The traditional organisation is led by a traditional leader. The traditional leadership is focused on improving, streamlining, standardising and cutting costs. This requires managers who are goal-oriented, strong-willed, results-oriented, and can show the direction with the whole hand.
The leader should have a broad experience, on which he (the leader is usually a man) can make his decisions. The traditional leader builds a hierarchical organisation and focuses on getting the management team to work well together, pulling in the same direction and ensuring that the decisions are implemented. He recruits the best employees he can find based on the applicants’ qualifications, merits and past experiences. He also values efficiency and achieved results. The ideas of the employee ideas are happily embraced, as long as they do not appear to be inaccurate or unrealistic – in such cases, the manager’s task is to intervene. The traditional leader also has a wide contact network of like-minded peers where he can find strenght, inspiration and impetus for change.
The vast majority of managers emphasise the importance of creativity and express their personal support for a creative climate within their organisation and a willingness to take care of the creative ideas of their employees. However, when it comes to the harsh reality, it often happens that the support does not go beyond words if the same manager is not first convinced that the idea will bear fruit and be profitable. And in that assessment, he often uses his own experiences and reference frameworks. As I wrote in a previous blog post, experience very quickly becomes patterns in the brain that are very difficult to break. It goes without saying that this does not represent the best basis for a bold new thinking and true creative climate in the workplace.
To be successful in a competitive environment, it is therefore necessary that the qualities of traditional leadership be complemented by a creative leadership. In contrast to the traditional leader, the creative leader leads through inspiration based on a sharp vision of where to go. He or she (a new generation of creative leaders also includes many women) challenges existing rules, processes and business models, and tries to find innovative ways to address tomorrow’s problems. The creative leader spends more time on strategy than on operational issues delegated as far as possible. Personnel policy focuses on capturing and strengthening the employees’ innovative potential. New employees are not recruited solely based on past merits, but equally based on potential and creativity. New ideas, risk-taking and a safe and playful mood are encouraged and ideas received from the entire organisation, no matter who came up with them. Divergent opinions are encouraged as long as they concern things and not people.
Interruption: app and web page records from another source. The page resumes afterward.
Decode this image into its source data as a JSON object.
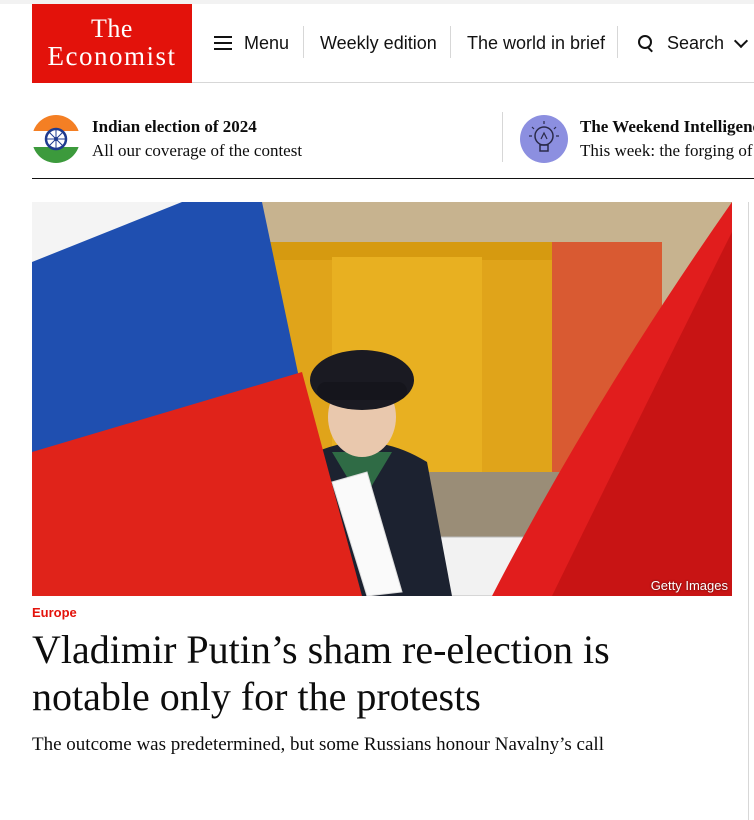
{
  "brand": {
    "line1": "The",
    "line2": "Economist",
    "color": "#e3120b"
  },
  "nav": {
    "menu_label": "Menu",
    "weekly_label": "Weekly edition",
    "world_label": "The world in brief",
    "search_label": "Search"
  },
  "promos": [
    {
      "title": "Indian election of 2024",
      "subtitle": "All our coverage of the contest",
      "icon": "india-flag-icon"
    },
    {
      "title": "The Weekend Intelligence",
      "subtitle": "This week: the forging of",
      "icon": "lightbulb-icon"
    }
  ],
  "article": {
    "image_credit": "Getty Images",
    "section": "Europe",
    "headline": "Vladimir Putin’s sham re-election is notable only for the protests",
    "standfirst": "The outcome was predetermined, but some Russians honour Navalny’s call"
  }
}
The technology is there to be able to do things differently.
A genuinely creative leadership is not primarily to direct and show the way, but to dare (really dare) to bring out the creative employees and the creative ideas, that is to create the conditions for a good internal work life for the employees. The foundation is a direction based on a strong vision, but once it is well defined and well communicated, much of the leadership is dedicated to creating the conditions for the creative processes, but also daring to let go and embarking on uncharted waters.
Creative leadership has four key key tasks:
- To meet tomorrow’s challenges
- Take care of the staff and nurture them
- To support a creative working climate
- To support a creative physical and social environment
This leadership is not only creative but also creativity-promoting, and is the foundation of an organisation that combines the leader’s own ability and capacity to be creative, and his/her ability to promote the creativity of the staff and the employees’ ability, willingness and capacity to express their creative capabilities.
The more creativity required by the organisation, such as in advertising, design, game development, product innovation and service development, the more important it is to fully drive in this direction with courage and consistency. If you work in areas that require less everyday creativity, such as accounting or public administration, the room for creative manoeuvres may not be as big, but also in these areas there is a constant need to challenge current methods and processes. Courage, creativity and job satisfaction are needed in all workplaces.
The creative leadership does, however, not rule out the qualities of traditional leadership. Just as a an organisation needs to develop its core business to become better, cheaper and more efficient while at the same time focusing on innovation, the leadership needs to take care of both production and innovation. The two leadership models should rather be seen as complementary to each other, a leadership yin and yang, but where creative leadership is allowed to dominate wherever possible depending on the size and structure of the organization and the business objectives.